Especially this album. Nice ‘N’ Easy was recorded in 1960 when Sinatra was at the height of his vocal powers. At age 44, no longer the carefree young crooner, his voice had deepened and matured, reflecting the agonies of his tempestuous six-year marriage to Ava Gardner. After two ballad collections (No One Cares and Only the Lonely) featuring torch songs near-suicidal in tone, Sinatra wanted to record love songs with a lighter touch.
The newly minted title track, by Lew Spence and the young Alan and Marilyn Bergman, was the only mid-tempo number. Sinatra had previously recorded the other 11 songs, all classic ballads, for Columbia in the 1940s. Now he intended to produce the definitive versions, with peak Nelson Riddle arrangements, this time in hi-fi and stereo. The 1960 versions are deeper and richer; the arrangements are more modern but timeless.
With his honeyed timbre, marinated over the years by booze, smoke and heartaches, Sinatra is the romantic hero of each little three-minute drama, the voice always intimate, now confiding, now confessing, sometimes just wryly commenting.
The new stereo mixes are breathtaking, and the bonus materials are invaluable: two session takes illuminate Sinatra’s process in the studio, recording take after take with full orchestra. There’s also an exquisite “The Nearness of You,” the album’s original title track.
Riddle was the best, and Sinatra knew it (“Nelson is the greatest arranger in the world” he declared). His orchestrations, particularly his writing for woodwinds and strings, are a heavenly combination of romance, classical know-how, and judicious use of jazz harmonies. If you don’t get goosebumps when Frank sings, in “That Old Feeling,” “…and when you caught my eye, my heart stood still,” as Riddle’s strings start to soar, check your pulse.

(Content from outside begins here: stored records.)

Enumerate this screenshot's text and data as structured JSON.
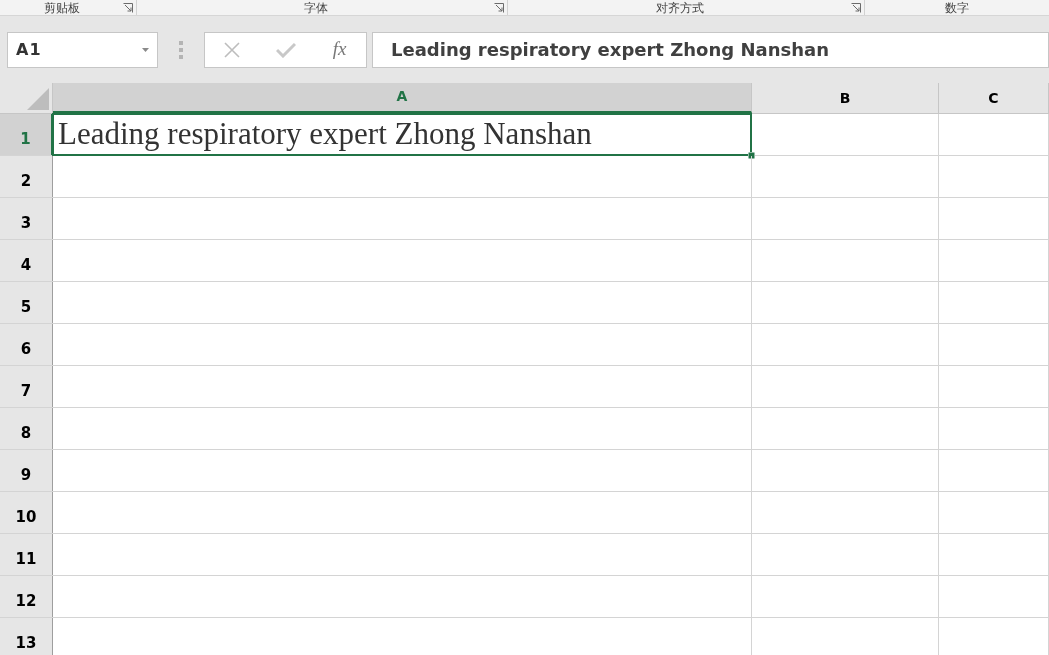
{
  "ribbon_groups": [
    {
      "label": "剪贴板",
      "launcher": true
    },
    {
      "label": "字体",
      "launcher": true
    },
    {
      "label": "对齐方式",
      "launcher": true
    },
    {
      "label": "数字",
      "launcher": false
    }
  ],
  "name_box": {
    "value": "A1"
  },
  "formula_bar": {
    "function_label": "fx",
    "value": "Leading respiratory expert Zhong Nanshan"
  },
  "columns": [
    {
      "label": "A",
      "selected": true
    },
    {
      "label": "B",
      "selected": false
    },
    {
      "label": "C",
      "selected": false
    }
  ],
  "rows": [
    {
      "label": "1",
      "selected": true,
      "cells": [
        {
          "value": "Leading respiratory expert Zhong Nanshan",
          "selected": true
        }
      ]
    },
    {
      "label": "2",
      "selected": false
    },
    {
      "label": "3",
      "selected": false
    },
    {
      "label": "4",
      "selected": false
    },
    {
      "label": "5",
      "selected": false
    },
    {
      "label": "6",
      "selected": false
    },
    {
      "label": "7",
      "selected": false
    },
    {
      "label": "8",
      "selected": false
    },
    {
      "label": "9",
      "selected": false
    },
    {
      "label": "10",
      "selected": false
    },
    {
      "label": "11",
      "selected": false
    },
    {
      "label": "12",
      "selected": false
    },
    {
      "label": "13",
      "selected": false
    }
  ]
}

Nice ‘N’ Easy: Nice ’N’ Easy; That Old Feeling; How Deep Is The Ocean; I’ve Got A Crush On You; You Go To My Head; Fools Rush In; Nevertheless; She’s Funny That Way; Try A Little Tenderness; Embraceable You; Mam’selle; Dream; The Nearness Of You; I’ve Got A Crush On You (session takes); Nice ‘N’ Easy (session takes). 57:15
Personnel: Frank Sinatra, vocals; Nelson Riddle, arranger and conductor; orchestra includes Plas Johnson, tenor saxophone; Al Viola, guitar; Felix Slatkin, violin; Bill Miller, piano.
Thanks to everyone who attended my jazz history talks last week on the Queen Mary 2 during its voyage from Quebec to Nova Scotia to New York. I got a few requests to post the playlists, so here’s the first one, covering “The Great Jazz Singers (1950-Present).”
The Great Jazz Singers (1950-Present) Playlist
“A Tisket, A Tasket” – Ella Fitzgerald w/Chick Webb Orchestra (1938).
“Blue Skies” – Ella Fitzgerald (from Get Happy, 1959)
“You Make Me Feel So Young” – Frank Sinatra, w/Count Basie Orchestra conducted by Quincy Jones (live video, 1965)
“Tenderly” – Sarah Vaughan (live video, 1958)
“I Fall in Love Too Easily” – Chet Baker, from Chet Baker Sings (1958)
“Chega de Saudade” – João Gilberto from album Chega de Saudade (1959)
“Every Day I Have the Blues” – Lambert, Hendricks & Ross w/Joe Williams and Count Basie (live video from Playboy’s Penthouse TV show, 1959)
“No Love Dying” – Gregory Porter (live video from CBS This Morning 2013)
“I Wish That I Could Shimmy Like My Sister Kate” – Cecile McLorin Salvant (live video from KNKX Public Radio, 2014)
“Marrakesh Express” – Accent (video from AccentVocal.com, 2018)
“Look For The Silver Lining” – Tony Bennet & Bill Charlap, promo video for album of the same name, 2015